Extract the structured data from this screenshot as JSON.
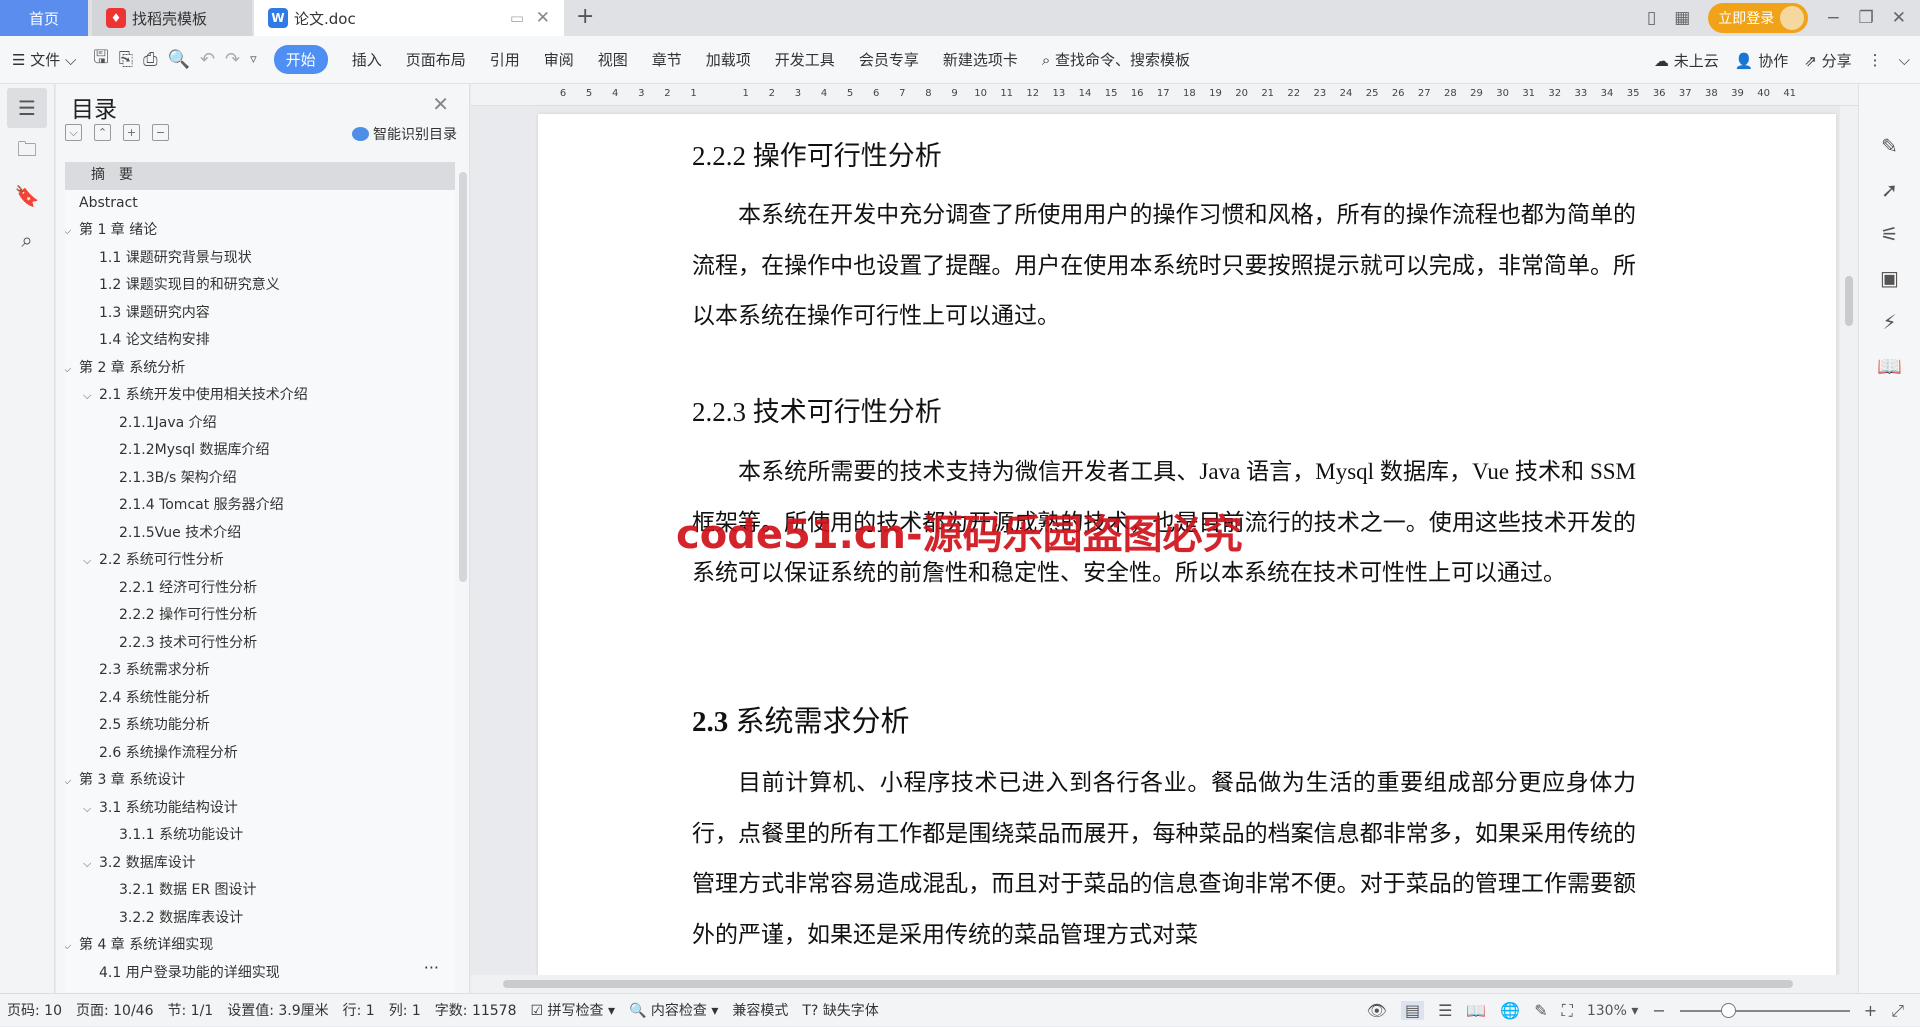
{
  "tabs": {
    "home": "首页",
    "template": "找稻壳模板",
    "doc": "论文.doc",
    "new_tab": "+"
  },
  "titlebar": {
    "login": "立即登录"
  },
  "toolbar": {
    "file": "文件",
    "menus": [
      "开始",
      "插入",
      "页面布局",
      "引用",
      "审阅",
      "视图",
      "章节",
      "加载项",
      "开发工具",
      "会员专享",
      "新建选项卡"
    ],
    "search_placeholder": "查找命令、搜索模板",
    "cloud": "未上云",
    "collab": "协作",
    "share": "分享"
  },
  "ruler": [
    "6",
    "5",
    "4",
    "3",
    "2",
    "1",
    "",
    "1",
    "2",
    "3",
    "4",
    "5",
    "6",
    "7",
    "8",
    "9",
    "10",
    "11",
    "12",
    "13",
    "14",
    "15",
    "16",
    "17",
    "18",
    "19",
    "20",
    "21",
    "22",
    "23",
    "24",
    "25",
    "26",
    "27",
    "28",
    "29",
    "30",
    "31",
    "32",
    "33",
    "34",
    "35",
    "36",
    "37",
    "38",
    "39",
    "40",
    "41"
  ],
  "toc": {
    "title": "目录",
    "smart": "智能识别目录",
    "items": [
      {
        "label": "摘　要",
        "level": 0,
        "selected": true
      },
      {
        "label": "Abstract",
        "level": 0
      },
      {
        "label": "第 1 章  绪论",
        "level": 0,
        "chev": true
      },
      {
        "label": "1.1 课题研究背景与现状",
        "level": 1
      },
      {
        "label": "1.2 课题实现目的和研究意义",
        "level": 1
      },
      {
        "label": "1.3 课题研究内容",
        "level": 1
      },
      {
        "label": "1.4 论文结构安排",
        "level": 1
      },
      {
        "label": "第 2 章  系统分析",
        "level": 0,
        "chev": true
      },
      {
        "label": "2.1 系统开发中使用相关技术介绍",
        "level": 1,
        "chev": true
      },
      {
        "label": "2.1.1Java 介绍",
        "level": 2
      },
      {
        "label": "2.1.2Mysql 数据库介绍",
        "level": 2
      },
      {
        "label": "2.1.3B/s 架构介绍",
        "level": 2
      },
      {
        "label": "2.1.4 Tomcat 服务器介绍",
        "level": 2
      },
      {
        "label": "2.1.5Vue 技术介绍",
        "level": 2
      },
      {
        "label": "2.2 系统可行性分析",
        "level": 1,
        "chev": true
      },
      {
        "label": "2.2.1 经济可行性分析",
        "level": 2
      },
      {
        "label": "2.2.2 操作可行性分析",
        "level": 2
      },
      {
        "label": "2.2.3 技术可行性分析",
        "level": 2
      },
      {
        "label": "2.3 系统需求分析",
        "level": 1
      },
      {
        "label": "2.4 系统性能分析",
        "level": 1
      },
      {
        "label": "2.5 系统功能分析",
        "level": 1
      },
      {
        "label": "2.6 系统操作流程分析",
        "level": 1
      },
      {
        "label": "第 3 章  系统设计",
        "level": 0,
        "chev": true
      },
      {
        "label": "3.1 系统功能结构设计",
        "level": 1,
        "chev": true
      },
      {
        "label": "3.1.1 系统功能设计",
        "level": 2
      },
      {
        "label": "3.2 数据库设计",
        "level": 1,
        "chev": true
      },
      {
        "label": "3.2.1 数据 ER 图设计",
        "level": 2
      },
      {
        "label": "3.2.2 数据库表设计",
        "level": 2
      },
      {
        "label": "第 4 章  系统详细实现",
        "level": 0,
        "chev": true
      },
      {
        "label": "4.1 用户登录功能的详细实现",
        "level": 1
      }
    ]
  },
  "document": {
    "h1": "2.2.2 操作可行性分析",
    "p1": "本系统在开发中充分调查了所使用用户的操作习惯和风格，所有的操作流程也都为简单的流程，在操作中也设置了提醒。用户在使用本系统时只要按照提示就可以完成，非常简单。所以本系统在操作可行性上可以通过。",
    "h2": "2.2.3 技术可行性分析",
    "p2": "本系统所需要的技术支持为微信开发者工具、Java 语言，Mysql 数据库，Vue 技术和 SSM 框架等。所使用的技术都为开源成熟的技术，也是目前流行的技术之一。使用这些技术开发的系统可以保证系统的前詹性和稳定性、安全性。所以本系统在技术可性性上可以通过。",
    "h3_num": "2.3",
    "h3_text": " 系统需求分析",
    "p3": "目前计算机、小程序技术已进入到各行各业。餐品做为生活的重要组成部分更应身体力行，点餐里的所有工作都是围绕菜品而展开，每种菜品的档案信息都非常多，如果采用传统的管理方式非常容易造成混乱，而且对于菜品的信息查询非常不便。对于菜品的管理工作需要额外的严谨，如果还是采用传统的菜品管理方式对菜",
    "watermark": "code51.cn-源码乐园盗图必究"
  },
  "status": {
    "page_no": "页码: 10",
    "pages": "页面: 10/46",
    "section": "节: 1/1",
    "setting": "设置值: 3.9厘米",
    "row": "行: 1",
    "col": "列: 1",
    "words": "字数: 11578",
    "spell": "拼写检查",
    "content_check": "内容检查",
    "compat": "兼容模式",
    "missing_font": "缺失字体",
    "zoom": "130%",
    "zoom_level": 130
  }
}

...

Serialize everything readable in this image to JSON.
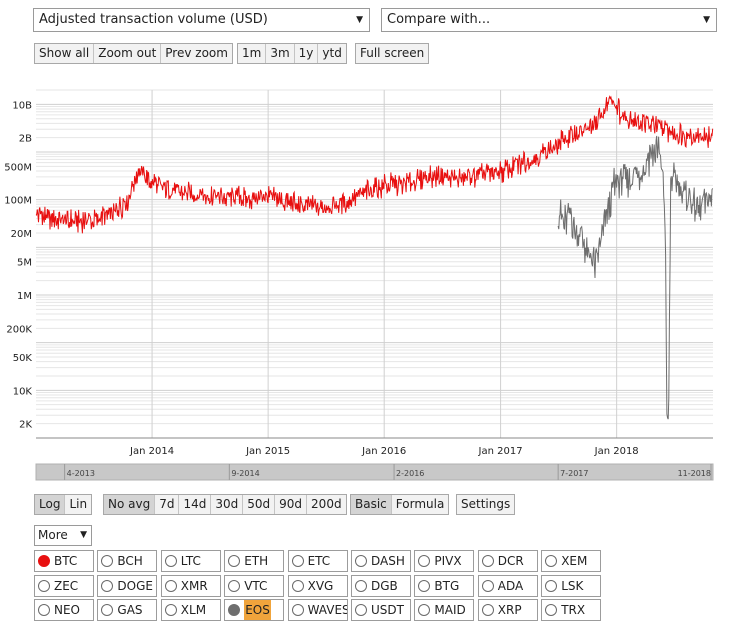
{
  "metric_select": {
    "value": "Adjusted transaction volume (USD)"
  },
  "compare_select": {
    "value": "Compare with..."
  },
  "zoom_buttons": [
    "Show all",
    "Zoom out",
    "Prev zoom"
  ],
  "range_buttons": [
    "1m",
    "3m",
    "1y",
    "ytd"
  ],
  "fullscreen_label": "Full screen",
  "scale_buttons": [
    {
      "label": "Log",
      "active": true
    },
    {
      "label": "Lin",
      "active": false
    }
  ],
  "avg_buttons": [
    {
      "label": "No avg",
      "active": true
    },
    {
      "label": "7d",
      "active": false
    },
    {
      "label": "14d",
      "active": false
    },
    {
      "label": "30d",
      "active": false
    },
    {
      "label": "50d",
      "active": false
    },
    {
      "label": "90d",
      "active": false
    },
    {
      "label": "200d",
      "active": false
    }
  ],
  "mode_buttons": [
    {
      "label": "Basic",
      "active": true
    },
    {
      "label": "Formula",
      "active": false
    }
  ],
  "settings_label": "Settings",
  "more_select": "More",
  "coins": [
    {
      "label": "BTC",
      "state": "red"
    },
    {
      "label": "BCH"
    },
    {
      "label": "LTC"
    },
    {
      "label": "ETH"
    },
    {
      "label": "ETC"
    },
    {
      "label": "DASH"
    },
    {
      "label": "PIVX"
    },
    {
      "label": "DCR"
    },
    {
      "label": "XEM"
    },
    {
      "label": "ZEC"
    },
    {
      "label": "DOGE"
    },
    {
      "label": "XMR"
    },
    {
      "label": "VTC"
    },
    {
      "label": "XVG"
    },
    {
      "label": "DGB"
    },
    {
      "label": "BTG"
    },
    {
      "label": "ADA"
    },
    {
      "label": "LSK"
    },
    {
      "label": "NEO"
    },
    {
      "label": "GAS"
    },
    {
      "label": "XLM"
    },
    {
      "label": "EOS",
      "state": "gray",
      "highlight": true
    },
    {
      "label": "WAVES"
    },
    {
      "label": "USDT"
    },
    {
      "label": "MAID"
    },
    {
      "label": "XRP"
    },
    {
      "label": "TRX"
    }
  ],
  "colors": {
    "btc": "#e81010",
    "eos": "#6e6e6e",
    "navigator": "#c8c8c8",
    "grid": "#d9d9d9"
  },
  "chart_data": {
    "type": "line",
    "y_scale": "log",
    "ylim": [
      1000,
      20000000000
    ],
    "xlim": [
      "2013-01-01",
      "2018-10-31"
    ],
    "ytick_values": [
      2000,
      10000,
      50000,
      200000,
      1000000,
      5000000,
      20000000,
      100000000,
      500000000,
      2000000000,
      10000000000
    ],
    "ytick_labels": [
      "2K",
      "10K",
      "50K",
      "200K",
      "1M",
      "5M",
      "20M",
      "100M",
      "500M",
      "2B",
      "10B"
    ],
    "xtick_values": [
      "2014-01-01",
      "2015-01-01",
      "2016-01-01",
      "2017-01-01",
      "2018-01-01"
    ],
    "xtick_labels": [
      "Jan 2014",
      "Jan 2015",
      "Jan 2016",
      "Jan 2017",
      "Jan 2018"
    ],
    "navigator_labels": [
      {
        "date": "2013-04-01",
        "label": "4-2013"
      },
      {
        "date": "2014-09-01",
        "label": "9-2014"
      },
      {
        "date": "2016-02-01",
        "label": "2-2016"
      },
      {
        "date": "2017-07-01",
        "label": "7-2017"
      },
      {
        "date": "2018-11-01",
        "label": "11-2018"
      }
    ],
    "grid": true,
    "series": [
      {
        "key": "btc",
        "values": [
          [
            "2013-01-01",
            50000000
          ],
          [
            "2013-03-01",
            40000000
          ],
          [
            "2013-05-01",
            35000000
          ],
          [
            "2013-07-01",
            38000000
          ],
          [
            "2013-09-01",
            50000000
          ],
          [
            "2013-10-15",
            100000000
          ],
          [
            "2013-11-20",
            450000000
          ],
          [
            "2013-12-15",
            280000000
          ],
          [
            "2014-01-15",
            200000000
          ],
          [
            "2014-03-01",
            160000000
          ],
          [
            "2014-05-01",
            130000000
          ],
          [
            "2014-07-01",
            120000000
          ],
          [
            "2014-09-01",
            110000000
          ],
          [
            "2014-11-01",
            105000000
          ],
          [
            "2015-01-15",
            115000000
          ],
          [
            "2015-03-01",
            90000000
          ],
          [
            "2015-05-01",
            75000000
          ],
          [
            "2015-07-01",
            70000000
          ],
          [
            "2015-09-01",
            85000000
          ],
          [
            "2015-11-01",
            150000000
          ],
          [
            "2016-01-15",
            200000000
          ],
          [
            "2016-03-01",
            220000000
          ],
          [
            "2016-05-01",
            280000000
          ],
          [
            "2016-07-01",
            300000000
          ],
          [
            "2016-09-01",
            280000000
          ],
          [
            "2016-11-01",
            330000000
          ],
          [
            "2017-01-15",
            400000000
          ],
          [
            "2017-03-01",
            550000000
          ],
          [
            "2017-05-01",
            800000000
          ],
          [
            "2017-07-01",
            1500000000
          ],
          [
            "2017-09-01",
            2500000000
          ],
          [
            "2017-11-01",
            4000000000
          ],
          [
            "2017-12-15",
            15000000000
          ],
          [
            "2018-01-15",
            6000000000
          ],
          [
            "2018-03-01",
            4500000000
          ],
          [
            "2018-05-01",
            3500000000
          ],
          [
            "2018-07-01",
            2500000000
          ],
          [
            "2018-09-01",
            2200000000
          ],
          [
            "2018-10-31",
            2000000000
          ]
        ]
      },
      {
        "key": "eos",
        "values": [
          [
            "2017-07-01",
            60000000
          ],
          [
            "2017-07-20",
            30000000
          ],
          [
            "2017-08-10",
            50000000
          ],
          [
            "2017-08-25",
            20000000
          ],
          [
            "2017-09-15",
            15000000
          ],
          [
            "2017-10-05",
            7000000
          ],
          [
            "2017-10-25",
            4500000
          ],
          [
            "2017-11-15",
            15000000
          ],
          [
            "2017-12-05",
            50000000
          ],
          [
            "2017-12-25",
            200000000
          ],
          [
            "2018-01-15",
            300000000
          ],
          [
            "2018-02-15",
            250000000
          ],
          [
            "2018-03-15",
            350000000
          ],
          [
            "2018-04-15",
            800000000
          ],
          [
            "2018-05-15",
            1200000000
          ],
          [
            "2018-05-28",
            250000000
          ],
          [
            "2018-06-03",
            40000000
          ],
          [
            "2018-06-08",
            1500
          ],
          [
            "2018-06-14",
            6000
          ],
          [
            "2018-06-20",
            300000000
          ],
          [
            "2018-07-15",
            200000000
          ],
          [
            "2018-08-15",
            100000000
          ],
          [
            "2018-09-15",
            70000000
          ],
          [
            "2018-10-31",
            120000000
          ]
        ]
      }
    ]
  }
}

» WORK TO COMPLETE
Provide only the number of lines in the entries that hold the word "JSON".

» EXERCISE SOLUTION
2